Her boss told her that she is too passionate and competitive about her work. Her boss doesn’t acknowledge the innovations and successes she brings to her work. Her boss intentionally puts up roadblocks to prevent success. My friend is devastated about the thought of looking for something else but thinks that may be her only alternative at this point. 

You know what was my first thought when my friend was telling me about this? Wow…her boss suffers from an extreme scarcity mindset. She’s intimidated. Rather than applauding my friend’s efforts – her boss deflates the energy and discourages the effort because of a fear that someone else may “rise to the top.” 

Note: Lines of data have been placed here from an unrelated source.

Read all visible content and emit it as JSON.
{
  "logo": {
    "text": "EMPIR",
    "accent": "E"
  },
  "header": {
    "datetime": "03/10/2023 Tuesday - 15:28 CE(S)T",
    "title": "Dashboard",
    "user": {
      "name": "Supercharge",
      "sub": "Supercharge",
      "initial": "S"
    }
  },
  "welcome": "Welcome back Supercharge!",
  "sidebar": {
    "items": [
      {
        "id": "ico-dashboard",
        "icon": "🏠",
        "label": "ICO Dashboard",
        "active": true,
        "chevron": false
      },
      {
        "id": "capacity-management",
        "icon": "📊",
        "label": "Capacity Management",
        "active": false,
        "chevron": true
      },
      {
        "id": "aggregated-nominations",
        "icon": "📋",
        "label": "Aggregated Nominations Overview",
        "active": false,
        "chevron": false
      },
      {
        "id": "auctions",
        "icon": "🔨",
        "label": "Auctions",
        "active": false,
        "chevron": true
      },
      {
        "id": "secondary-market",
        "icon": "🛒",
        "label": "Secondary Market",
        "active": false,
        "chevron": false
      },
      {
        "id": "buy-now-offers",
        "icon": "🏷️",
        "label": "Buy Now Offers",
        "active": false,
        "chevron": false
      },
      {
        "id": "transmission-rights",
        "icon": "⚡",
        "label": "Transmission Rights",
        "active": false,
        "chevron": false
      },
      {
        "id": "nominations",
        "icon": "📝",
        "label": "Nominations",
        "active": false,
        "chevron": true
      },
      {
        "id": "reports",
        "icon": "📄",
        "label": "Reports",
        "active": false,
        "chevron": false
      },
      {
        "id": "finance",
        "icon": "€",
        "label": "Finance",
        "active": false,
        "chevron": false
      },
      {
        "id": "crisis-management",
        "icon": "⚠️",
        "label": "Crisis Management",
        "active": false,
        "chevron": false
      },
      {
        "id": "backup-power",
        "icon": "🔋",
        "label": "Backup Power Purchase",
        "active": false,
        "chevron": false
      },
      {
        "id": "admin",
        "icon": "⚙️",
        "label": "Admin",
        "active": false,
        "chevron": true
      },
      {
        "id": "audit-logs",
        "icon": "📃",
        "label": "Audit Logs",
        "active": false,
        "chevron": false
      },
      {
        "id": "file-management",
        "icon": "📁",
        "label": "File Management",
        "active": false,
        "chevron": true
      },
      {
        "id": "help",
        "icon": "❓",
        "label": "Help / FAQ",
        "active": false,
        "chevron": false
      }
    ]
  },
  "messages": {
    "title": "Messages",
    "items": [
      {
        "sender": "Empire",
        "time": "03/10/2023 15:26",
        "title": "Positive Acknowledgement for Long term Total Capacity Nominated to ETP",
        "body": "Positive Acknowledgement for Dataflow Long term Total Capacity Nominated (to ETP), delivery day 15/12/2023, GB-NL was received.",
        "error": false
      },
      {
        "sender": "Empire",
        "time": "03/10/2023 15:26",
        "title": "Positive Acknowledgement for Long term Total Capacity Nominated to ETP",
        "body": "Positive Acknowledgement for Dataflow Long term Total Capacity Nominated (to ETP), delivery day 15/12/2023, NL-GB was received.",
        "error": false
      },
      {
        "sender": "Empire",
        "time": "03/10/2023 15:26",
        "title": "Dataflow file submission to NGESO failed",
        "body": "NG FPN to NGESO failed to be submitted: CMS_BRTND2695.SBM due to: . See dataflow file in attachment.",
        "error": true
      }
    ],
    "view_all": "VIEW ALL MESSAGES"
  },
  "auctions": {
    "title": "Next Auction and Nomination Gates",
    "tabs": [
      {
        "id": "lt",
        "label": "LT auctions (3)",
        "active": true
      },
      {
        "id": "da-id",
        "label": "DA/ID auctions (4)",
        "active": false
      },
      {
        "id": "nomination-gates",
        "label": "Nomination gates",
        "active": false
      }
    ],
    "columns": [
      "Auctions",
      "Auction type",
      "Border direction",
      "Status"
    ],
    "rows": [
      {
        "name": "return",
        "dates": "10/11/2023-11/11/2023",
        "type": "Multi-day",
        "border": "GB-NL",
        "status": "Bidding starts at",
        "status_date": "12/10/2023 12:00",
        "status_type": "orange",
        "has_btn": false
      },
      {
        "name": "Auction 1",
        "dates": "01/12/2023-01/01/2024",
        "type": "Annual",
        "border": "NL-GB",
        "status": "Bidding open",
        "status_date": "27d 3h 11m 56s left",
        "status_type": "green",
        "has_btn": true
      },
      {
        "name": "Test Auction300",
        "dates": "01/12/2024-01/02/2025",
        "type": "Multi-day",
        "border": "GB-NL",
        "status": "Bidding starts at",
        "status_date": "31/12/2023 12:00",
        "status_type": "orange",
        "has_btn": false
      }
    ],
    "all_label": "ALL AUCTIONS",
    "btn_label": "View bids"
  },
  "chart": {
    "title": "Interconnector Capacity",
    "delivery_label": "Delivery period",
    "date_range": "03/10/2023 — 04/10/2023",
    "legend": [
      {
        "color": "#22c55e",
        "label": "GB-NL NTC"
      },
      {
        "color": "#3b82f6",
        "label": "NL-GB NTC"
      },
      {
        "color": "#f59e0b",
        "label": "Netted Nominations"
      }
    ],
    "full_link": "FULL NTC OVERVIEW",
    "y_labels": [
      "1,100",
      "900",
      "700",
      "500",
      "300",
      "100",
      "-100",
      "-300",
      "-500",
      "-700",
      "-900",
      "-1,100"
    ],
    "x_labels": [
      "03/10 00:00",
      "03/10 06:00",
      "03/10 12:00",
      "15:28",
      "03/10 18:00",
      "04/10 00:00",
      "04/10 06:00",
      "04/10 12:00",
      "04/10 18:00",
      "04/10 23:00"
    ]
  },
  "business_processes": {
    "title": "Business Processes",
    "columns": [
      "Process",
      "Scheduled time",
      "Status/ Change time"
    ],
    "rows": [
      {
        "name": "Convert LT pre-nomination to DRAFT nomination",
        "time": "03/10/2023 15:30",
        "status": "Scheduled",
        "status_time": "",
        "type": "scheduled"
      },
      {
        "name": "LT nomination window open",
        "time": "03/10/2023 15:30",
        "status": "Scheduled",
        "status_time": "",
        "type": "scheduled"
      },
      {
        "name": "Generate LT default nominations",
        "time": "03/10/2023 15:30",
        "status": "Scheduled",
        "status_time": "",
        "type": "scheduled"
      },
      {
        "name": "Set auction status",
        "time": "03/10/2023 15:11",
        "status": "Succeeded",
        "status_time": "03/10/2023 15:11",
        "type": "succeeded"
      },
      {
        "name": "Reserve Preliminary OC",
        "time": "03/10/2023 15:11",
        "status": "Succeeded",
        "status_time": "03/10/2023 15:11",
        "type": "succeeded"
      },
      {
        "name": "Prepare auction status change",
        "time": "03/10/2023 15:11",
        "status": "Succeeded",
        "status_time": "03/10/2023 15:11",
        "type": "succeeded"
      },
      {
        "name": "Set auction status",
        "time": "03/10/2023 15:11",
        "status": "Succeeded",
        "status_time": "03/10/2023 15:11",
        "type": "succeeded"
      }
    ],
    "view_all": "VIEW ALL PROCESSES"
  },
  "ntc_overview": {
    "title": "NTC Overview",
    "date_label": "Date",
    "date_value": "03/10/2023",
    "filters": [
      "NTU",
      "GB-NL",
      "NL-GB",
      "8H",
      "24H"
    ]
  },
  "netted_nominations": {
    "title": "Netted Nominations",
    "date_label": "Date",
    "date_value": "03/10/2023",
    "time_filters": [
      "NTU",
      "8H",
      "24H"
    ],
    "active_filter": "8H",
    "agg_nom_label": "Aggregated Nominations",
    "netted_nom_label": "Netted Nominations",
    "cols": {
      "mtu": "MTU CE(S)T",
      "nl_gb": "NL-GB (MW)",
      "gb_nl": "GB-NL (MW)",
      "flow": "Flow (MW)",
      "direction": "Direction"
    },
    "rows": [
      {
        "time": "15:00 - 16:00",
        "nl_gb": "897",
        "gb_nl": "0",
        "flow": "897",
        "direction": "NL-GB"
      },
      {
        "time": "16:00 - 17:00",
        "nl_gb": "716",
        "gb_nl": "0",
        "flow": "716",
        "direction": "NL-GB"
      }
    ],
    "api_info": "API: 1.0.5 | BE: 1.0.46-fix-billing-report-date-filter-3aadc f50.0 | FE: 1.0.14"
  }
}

If you haven’t read Stephen Covey’s 7 Habits of Highly Successful People, I highly suggest you add this book to your list. In the book, Covey talks about the differences between scarcity and abundance mindset. Essentially, someone who has a scarcity mindset thinks they can only have “so much,” and those who get more only means there’s now less for everyone else. They don’t find joy in other people’s successes. They have a hard time giving recognition to people who helped aid in an organization’s success.

Those people who have an abundance mindset feel there’s plenty for everyone. They find joy with the team’s success and recognize others for their hard work in the process too. Overall, these people are generally very positive and uplifting…and the result is a highly productive and engaged business.

We all suffer from falling into a scarcity mindset on occasion. It’s human nature. It’s normal. But, there are a few things you can do to be intentional about your mindset. 

I have four tips on how to develop an abundance mindset. 

  1. Let people know how much you value them. Let me tell you, kind words go a LONG way. We all want to know that the work we do is appreciated and valued. 
  2. Choose to find the silver linings. When something doesn’t go as planned, try to identify the opportunities versus going down the rabbit hole of despair.
  3. Surround yourself with positive people. Positivity is contagious. Be mindful of those people who tend to drag you down and limit your interactions with them.
  4. Give more than you get. I love what John Maxwell says about this: Be a river – not a reservoir. When you’re generous (and you let that generosity flow like the river) with your time or resources, not only does it make you feel good…it tends to come back to you ten-fold.